====== Data ======

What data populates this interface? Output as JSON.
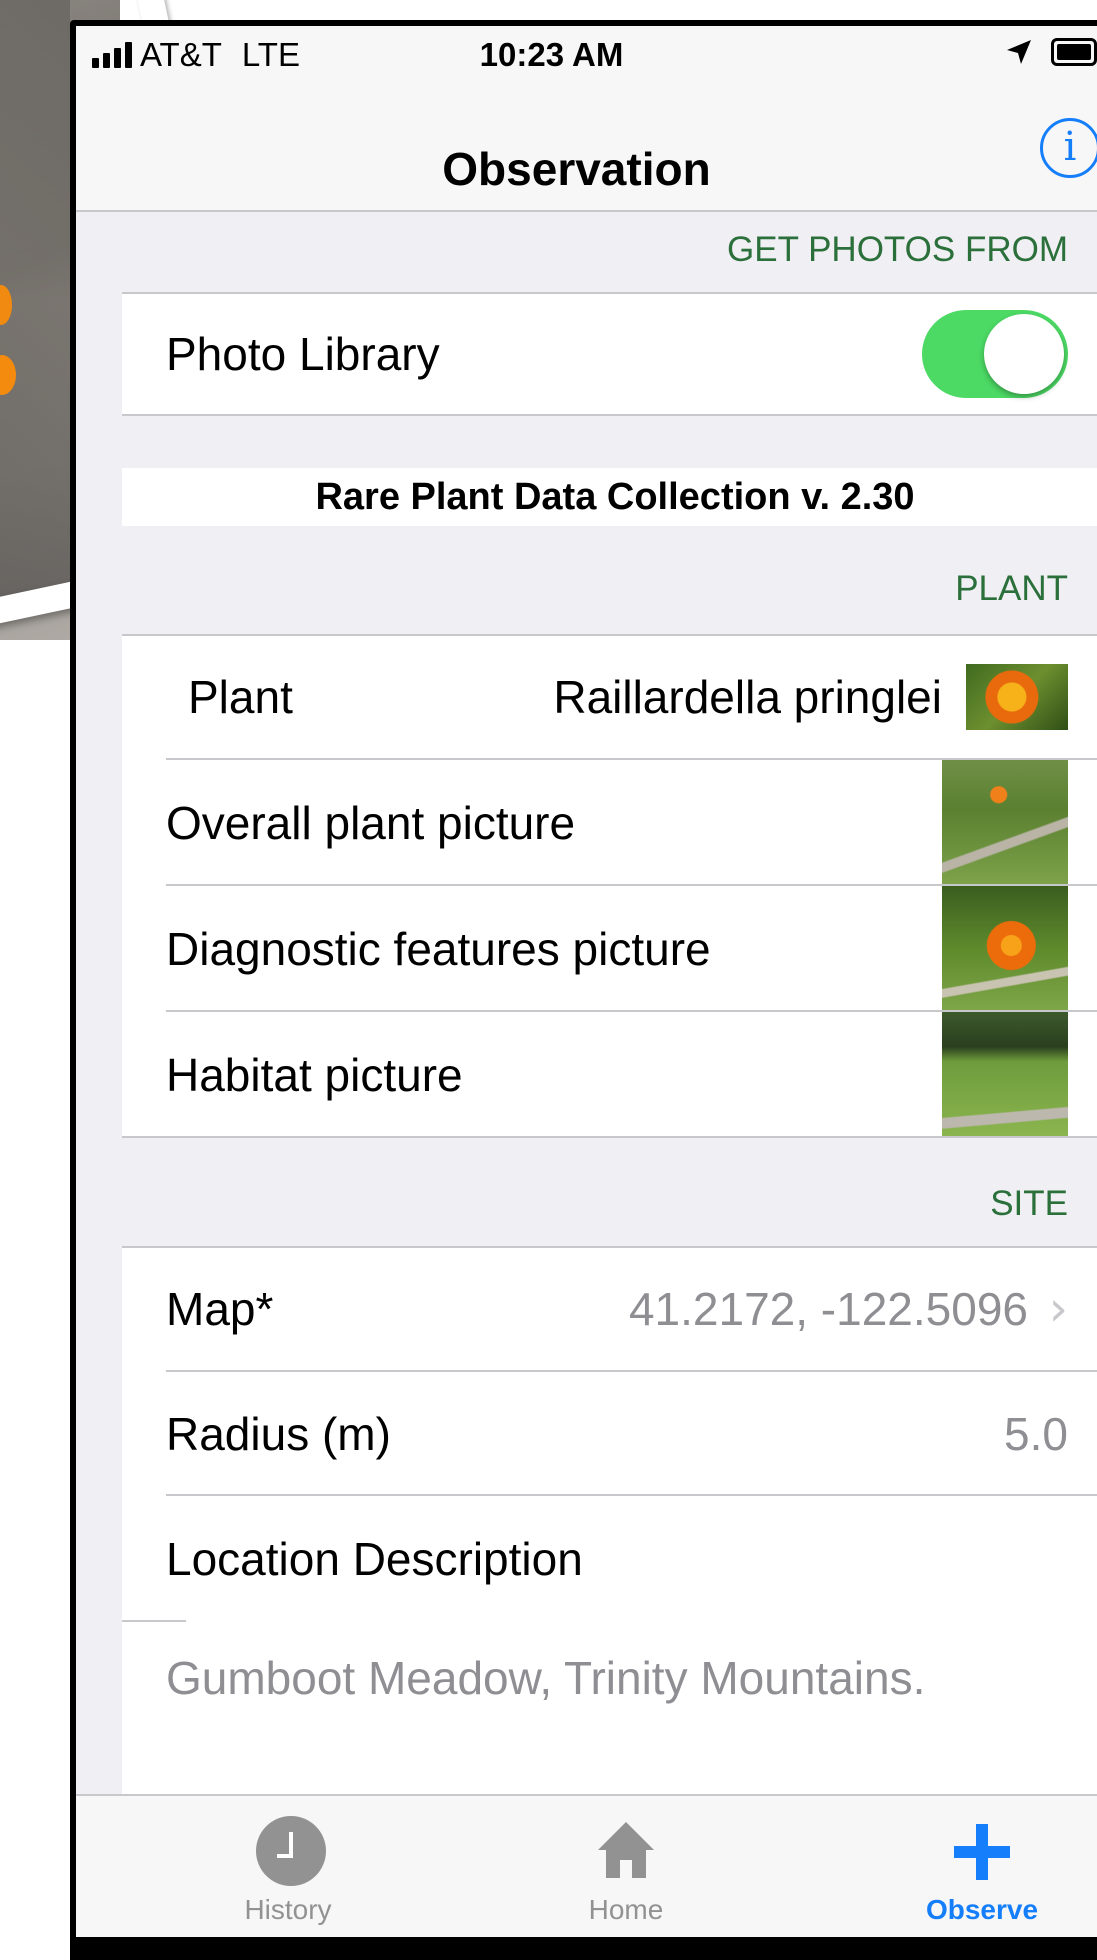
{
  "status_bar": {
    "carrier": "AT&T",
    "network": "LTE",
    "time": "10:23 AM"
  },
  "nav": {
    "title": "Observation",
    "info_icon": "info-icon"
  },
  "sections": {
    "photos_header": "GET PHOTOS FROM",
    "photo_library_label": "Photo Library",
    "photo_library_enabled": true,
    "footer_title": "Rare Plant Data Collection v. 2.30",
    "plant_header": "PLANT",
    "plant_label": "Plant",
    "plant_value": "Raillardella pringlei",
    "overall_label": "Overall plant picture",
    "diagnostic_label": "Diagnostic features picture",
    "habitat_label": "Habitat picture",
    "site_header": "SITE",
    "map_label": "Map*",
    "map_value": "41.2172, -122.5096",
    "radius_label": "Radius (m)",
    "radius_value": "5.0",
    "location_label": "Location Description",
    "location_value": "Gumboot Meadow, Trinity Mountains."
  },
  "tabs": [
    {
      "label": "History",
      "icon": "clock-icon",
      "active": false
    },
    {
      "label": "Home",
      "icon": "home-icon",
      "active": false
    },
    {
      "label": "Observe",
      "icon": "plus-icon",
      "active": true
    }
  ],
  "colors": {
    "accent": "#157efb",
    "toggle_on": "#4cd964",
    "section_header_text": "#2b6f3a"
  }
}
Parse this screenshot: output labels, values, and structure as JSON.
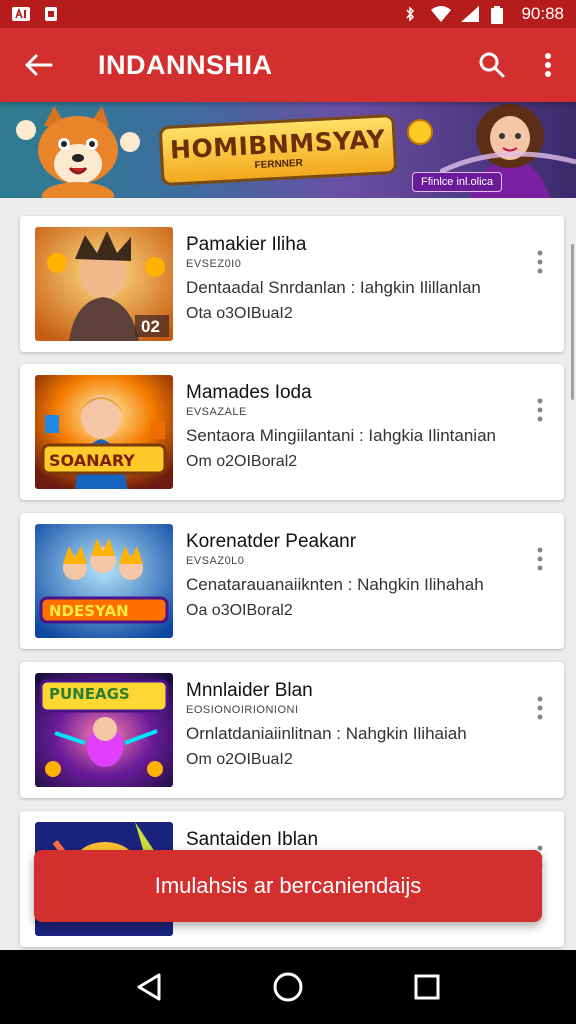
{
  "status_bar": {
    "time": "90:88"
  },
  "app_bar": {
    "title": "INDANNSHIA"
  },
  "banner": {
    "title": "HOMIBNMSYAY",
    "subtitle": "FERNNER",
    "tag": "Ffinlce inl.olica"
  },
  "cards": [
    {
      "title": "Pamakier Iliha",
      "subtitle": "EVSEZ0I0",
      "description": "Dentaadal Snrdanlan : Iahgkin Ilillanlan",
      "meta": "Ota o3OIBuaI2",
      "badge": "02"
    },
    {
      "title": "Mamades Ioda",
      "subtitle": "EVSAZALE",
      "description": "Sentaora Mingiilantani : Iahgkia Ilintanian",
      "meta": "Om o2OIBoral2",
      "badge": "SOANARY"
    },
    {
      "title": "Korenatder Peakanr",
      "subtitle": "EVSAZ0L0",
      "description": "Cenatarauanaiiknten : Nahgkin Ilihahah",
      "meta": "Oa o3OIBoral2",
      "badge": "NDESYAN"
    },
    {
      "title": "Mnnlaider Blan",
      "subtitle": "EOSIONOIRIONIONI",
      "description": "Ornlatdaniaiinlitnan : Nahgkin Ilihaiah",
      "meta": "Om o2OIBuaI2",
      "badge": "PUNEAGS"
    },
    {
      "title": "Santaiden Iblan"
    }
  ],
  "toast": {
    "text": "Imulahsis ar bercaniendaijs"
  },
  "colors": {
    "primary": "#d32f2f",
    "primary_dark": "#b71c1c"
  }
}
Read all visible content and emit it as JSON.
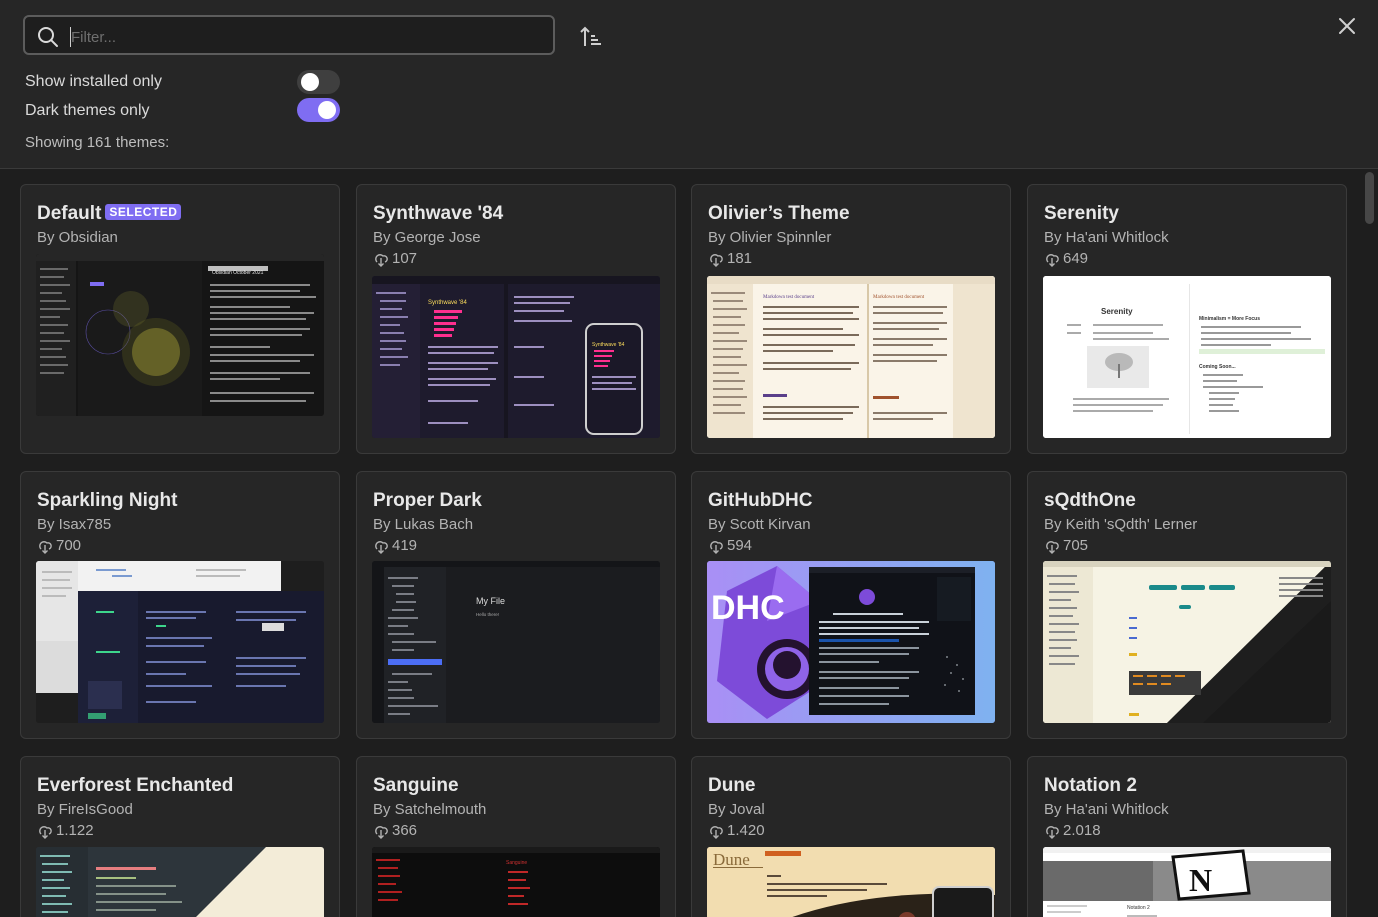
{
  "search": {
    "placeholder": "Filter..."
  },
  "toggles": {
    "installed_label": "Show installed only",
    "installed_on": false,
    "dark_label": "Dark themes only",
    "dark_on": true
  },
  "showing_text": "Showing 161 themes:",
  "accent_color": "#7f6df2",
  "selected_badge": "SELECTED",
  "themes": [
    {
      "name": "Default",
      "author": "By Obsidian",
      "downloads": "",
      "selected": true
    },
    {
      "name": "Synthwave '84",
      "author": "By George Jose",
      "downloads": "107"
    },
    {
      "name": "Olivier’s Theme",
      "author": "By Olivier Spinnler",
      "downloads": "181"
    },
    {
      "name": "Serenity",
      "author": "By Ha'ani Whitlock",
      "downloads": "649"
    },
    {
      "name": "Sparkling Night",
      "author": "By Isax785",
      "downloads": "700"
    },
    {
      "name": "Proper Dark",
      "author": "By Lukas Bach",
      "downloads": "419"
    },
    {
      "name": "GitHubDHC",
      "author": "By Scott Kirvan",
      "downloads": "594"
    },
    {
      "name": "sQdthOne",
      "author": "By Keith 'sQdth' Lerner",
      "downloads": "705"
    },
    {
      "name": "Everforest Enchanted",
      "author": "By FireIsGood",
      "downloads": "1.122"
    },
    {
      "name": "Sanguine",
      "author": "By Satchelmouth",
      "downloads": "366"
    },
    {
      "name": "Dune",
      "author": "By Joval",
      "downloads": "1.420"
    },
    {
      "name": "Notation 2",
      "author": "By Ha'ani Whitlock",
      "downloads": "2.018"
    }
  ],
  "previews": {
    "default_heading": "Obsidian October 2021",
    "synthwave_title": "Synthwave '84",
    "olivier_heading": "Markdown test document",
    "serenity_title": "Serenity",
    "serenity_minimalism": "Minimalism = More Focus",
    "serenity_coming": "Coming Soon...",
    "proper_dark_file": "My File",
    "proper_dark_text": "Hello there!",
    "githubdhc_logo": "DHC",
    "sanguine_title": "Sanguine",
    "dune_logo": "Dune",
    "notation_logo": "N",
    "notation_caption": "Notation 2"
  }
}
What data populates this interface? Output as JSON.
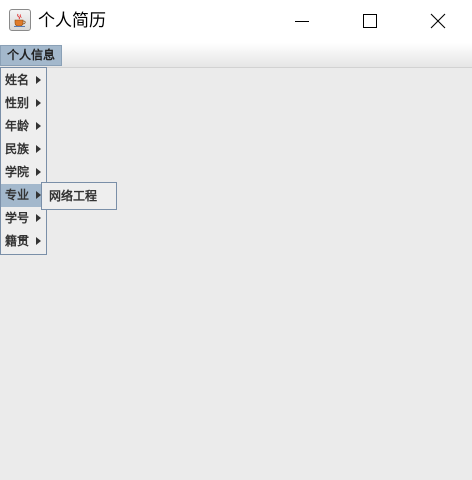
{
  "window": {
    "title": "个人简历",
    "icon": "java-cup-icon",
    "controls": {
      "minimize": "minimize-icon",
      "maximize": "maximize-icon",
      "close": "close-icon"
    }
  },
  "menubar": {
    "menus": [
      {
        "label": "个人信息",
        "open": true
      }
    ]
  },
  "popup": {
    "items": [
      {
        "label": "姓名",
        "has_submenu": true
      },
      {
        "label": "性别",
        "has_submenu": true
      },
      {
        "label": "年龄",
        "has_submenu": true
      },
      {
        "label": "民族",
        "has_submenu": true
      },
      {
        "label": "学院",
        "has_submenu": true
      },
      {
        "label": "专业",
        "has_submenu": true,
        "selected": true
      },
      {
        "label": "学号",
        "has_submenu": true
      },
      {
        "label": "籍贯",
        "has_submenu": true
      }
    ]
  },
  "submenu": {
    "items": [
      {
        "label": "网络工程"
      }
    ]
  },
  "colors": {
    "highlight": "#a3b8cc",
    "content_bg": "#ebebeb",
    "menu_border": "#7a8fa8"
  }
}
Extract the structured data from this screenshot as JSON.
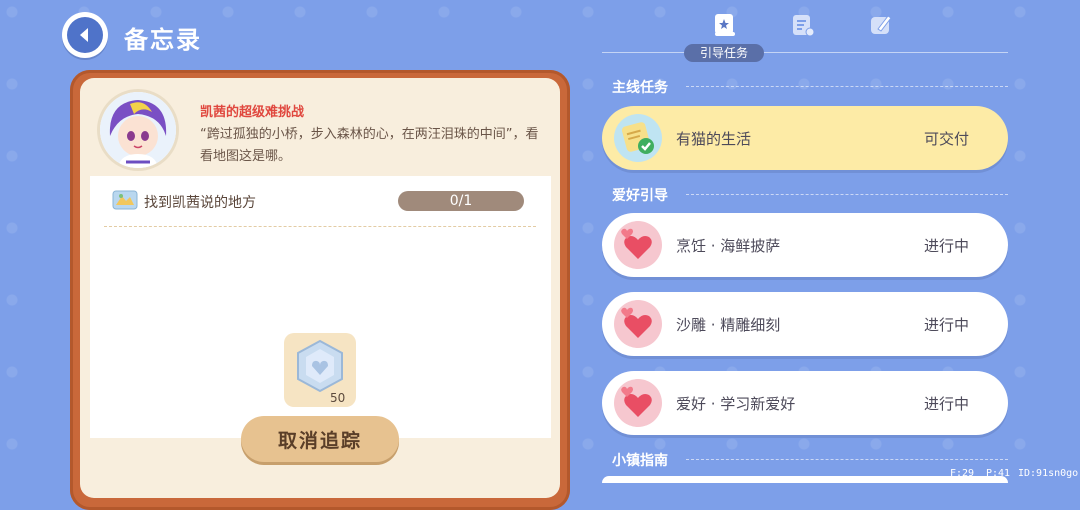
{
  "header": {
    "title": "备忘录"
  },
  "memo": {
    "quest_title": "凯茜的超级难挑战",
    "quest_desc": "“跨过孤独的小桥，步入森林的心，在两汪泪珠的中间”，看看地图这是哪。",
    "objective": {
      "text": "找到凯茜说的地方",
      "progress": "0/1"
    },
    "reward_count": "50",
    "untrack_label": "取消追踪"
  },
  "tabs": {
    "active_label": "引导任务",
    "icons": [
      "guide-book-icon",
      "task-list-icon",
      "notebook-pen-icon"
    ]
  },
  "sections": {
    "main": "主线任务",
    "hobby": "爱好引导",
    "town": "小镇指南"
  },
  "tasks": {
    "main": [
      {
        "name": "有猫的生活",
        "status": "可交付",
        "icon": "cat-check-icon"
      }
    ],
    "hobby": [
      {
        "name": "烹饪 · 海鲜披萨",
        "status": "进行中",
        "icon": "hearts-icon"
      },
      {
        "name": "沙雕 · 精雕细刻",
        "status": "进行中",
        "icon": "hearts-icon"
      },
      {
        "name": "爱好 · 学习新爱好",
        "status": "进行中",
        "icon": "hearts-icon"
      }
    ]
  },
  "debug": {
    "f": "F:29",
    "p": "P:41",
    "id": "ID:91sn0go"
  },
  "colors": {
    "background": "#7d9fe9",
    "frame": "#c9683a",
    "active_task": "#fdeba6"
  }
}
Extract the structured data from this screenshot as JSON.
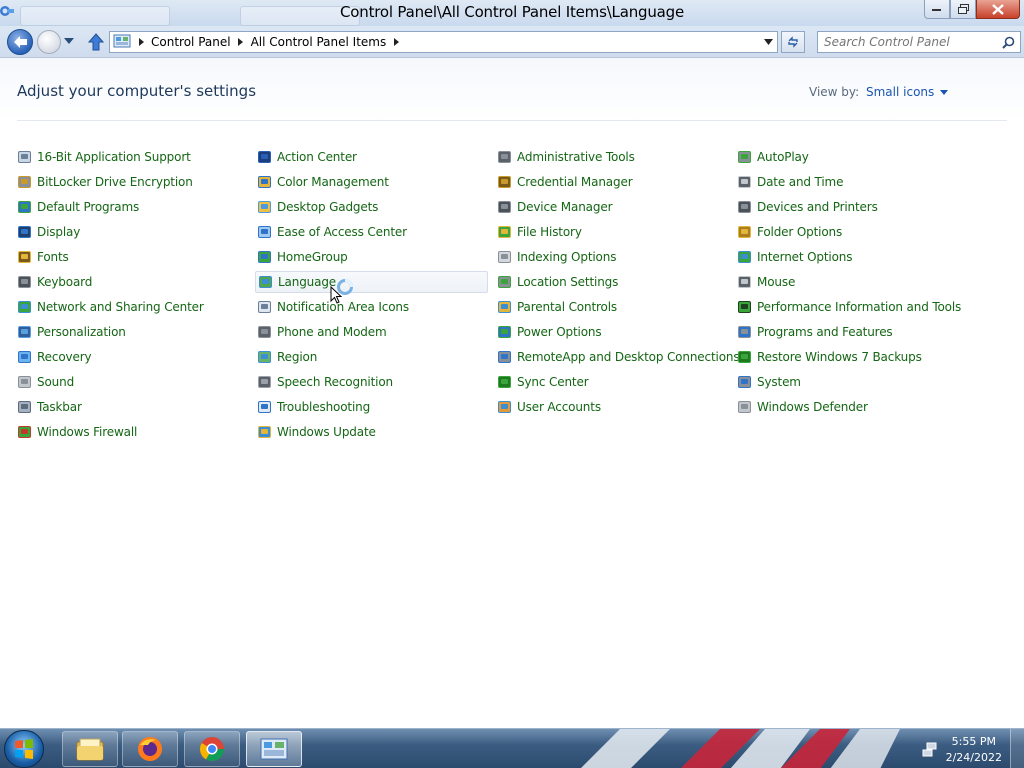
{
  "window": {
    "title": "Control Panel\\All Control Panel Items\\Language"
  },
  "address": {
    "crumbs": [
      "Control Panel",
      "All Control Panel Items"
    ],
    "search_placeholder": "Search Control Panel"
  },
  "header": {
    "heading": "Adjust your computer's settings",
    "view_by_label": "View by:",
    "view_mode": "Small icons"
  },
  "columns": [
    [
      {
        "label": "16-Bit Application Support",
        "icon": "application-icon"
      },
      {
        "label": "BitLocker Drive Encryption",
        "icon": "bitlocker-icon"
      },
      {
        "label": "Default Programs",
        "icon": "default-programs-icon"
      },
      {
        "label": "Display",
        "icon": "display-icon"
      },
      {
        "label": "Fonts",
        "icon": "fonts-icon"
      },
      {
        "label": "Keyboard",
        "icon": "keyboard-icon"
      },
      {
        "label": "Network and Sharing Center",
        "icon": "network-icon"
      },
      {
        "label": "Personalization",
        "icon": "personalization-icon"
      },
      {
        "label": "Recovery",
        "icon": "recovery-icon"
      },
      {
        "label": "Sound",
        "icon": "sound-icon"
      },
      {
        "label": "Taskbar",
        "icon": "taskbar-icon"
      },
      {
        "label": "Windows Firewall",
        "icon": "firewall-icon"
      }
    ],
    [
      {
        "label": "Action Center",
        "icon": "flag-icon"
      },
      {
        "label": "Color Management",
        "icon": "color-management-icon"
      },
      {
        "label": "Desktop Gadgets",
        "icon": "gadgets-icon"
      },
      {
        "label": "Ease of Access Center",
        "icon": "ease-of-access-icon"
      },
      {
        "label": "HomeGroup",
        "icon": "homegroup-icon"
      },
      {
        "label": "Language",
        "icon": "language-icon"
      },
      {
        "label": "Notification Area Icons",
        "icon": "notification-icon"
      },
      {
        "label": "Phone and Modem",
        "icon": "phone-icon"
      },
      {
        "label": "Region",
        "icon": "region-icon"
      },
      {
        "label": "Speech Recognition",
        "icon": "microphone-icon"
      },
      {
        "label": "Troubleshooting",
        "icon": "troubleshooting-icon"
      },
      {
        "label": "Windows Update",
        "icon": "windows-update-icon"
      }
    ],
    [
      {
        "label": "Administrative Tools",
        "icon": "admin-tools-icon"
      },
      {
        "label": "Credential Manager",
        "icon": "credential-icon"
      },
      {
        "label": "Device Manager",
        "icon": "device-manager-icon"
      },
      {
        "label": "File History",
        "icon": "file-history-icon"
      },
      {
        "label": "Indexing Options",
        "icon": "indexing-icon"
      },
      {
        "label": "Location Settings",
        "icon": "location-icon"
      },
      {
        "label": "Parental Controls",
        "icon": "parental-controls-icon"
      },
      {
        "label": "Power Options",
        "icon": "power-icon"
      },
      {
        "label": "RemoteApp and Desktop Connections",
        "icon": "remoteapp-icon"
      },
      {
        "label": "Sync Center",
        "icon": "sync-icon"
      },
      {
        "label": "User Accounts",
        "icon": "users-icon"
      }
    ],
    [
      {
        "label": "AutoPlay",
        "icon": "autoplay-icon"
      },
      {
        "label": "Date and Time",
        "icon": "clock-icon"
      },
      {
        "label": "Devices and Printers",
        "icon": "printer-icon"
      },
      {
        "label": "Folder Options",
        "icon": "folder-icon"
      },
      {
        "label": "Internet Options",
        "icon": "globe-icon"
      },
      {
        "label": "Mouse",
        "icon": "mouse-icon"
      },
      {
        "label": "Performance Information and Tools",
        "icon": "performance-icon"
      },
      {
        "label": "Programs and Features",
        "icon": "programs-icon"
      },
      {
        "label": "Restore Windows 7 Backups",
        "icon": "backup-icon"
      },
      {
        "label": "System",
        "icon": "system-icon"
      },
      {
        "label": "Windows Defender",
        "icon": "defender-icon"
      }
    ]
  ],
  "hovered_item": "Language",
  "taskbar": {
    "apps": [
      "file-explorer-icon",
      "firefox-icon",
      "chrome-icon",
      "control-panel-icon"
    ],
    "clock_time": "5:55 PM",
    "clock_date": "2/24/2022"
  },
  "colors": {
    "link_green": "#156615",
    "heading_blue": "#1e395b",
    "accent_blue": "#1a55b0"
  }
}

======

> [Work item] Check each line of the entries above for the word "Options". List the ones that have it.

> [Exercise solution]
        "label": "Indexing Options",
        "label": "Power Options",
        "label": "Folder Options",
        "label": "Internet Options",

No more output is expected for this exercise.